→ **Aim of the task**: Scan the data for "triangle" and copy each matching line.
Top of Recorded information
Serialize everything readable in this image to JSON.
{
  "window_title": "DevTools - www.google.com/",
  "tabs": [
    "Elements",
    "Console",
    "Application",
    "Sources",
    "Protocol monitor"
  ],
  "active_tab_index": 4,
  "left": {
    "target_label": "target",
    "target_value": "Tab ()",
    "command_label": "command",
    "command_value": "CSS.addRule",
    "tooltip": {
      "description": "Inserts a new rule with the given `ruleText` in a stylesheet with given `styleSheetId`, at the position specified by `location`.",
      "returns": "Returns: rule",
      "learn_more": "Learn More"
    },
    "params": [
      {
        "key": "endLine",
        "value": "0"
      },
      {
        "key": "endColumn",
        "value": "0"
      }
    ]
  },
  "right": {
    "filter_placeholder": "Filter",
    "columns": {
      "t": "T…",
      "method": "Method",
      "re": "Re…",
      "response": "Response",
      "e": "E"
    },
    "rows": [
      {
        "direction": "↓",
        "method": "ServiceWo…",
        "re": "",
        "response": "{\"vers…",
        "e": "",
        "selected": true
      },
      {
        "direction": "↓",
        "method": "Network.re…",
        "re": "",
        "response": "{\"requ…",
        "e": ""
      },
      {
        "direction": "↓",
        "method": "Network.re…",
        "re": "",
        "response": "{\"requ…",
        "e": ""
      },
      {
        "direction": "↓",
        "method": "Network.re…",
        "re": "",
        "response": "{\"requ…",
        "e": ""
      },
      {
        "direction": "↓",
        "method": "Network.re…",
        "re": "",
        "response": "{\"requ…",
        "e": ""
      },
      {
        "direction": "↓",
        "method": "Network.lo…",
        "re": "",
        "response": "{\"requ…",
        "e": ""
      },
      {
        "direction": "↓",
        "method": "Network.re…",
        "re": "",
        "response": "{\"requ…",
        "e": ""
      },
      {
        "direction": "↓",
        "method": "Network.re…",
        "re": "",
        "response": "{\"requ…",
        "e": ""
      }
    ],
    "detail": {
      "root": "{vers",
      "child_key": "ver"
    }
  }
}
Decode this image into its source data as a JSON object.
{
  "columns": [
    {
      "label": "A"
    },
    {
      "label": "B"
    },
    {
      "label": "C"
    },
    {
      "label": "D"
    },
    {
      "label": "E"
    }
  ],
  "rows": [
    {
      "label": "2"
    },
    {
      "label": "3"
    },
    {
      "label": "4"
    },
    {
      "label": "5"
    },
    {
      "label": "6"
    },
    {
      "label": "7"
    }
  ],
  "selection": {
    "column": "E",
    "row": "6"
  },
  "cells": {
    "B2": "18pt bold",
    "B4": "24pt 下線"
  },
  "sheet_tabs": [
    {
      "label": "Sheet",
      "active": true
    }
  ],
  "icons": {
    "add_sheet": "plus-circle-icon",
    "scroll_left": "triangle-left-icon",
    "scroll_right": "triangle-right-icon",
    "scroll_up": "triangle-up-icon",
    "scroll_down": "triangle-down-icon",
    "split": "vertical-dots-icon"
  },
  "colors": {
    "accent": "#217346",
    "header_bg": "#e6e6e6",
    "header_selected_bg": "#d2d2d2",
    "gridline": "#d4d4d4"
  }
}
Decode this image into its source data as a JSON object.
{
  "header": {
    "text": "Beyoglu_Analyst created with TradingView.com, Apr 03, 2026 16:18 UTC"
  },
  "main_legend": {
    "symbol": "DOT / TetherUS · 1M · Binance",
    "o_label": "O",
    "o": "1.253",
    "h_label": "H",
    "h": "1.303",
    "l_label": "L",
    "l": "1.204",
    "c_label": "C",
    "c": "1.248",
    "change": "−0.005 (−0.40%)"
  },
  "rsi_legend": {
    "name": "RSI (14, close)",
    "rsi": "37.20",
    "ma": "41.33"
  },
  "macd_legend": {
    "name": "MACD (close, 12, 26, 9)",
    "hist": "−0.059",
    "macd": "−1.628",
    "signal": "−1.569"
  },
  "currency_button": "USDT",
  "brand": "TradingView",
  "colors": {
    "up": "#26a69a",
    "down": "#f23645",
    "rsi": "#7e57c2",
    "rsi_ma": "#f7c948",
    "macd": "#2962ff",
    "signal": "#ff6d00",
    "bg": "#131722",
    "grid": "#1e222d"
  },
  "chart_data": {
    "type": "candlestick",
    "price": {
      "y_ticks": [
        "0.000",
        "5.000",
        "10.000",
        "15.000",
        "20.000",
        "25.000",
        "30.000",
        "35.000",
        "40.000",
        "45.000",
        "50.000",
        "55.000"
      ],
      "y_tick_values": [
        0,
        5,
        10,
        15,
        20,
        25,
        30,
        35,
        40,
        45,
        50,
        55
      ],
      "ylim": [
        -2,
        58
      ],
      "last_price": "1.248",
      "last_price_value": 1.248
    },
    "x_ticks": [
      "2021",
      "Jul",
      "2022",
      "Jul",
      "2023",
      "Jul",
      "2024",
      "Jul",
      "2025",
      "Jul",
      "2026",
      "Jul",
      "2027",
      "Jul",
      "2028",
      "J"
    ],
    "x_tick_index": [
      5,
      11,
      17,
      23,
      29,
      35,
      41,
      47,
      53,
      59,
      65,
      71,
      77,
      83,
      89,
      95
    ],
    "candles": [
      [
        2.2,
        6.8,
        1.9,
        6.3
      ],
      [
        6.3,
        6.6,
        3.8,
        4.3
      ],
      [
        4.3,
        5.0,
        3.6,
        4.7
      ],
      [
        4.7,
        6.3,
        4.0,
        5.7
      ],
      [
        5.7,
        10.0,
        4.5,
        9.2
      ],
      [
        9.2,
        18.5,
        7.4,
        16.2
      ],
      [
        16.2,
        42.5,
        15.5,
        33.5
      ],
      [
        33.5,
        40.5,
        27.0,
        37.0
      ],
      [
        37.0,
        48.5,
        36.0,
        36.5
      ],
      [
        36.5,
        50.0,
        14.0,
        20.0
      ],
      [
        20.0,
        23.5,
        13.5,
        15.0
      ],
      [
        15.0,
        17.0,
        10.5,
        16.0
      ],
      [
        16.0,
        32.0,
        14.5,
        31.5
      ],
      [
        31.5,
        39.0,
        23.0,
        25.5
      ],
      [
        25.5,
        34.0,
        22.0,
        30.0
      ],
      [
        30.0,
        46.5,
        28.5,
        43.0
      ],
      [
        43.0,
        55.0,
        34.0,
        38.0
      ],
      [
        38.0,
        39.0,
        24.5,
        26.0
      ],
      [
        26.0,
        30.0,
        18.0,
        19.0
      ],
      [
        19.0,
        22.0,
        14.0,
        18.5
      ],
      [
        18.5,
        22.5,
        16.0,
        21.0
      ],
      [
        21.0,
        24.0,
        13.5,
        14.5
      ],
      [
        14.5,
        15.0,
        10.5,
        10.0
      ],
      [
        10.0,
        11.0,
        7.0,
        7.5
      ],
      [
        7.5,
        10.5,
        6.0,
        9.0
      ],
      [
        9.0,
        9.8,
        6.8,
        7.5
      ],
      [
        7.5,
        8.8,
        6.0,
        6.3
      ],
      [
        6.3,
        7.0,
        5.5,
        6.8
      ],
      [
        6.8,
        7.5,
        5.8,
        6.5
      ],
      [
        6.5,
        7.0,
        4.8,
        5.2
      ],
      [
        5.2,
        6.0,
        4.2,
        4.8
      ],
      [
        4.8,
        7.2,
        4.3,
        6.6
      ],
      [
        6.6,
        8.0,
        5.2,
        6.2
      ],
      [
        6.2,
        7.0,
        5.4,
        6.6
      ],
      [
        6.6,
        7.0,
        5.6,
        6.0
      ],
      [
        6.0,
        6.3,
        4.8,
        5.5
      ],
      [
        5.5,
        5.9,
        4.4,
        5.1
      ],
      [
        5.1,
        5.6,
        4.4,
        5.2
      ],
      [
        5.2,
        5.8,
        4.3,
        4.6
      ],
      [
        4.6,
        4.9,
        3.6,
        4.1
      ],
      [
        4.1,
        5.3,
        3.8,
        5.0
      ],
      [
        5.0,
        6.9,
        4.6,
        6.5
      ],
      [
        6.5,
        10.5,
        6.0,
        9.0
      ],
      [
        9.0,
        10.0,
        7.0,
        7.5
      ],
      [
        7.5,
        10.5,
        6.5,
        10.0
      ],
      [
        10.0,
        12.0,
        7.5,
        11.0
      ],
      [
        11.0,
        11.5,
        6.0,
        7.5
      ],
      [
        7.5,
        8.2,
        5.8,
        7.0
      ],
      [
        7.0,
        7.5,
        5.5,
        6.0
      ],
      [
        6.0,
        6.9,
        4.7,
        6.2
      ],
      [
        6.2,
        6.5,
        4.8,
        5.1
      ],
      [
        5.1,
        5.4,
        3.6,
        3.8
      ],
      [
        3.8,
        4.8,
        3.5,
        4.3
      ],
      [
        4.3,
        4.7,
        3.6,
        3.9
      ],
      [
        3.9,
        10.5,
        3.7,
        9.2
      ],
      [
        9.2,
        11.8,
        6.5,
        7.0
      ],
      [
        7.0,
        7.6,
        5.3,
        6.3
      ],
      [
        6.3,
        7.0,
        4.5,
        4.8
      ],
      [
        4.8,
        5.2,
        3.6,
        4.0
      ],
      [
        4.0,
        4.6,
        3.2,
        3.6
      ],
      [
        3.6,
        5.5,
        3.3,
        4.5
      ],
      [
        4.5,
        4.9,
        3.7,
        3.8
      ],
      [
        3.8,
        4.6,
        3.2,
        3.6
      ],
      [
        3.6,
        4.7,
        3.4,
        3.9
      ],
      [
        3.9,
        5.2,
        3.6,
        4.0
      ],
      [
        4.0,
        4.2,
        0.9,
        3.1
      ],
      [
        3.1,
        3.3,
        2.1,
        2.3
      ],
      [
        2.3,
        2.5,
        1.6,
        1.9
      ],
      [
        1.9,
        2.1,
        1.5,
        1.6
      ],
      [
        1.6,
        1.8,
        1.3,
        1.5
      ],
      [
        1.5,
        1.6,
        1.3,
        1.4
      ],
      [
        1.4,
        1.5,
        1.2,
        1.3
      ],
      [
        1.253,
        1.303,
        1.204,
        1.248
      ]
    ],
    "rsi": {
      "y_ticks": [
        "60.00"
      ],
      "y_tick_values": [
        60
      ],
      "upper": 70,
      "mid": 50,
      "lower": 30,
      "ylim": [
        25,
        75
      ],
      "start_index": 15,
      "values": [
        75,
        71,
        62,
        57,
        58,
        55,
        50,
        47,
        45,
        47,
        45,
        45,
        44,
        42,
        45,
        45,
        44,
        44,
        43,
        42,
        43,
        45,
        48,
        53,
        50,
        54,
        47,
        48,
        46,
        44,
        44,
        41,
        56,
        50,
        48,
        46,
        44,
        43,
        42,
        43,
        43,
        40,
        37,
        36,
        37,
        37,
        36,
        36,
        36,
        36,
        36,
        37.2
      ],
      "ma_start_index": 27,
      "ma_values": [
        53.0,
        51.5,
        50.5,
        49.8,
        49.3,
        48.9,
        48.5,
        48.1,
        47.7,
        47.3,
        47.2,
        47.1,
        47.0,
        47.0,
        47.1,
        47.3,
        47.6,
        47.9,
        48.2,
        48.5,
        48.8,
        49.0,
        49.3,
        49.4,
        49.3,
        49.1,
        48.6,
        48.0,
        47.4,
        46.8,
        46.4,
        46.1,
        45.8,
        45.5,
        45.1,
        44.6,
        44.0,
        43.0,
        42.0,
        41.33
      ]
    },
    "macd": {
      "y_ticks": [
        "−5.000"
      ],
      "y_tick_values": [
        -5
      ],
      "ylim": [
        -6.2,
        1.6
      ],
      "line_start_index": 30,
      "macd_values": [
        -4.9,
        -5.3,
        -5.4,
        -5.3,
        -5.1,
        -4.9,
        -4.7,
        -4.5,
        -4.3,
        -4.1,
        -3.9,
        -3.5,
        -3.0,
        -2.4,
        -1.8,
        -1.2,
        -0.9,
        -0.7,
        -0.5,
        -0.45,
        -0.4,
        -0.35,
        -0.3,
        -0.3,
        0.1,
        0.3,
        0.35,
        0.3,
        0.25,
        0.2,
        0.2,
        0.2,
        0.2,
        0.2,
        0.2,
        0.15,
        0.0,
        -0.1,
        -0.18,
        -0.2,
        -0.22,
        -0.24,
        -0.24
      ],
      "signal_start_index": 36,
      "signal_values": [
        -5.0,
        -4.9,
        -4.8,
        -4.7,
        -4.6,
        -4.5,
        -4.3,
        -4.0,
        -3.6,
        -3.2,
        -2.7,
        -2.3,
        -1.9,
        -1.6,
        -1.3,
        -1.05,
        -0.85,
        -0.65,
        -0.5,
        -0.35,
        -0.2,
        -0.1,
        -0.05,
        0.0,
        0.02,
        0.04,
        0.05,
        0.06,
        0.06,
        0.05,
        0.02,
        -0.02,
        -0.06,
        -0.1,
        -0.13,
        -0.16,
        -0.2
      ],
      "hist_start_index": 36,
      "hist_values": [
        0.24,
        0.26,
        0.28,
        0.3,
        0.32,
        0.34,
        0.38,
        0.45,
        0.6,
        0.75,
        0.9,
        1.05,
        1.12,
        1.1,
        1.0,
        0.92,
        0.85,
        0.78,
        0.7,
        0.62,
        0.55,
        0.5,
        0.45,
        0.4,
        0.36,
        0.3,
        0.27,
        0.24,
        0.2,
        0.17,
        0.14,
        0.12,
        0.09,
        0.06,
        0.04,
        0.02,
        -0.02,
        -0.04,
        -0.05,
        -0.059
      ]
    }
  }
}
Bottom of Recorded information
→ **Exercise response**:
    "scroll_left": "triangle-left-icon",
    "scroll_right": "triangle-right-icon",
    "scroll_up": "triangle-up-icon",
    "scroll_down": "triangle-down-icon",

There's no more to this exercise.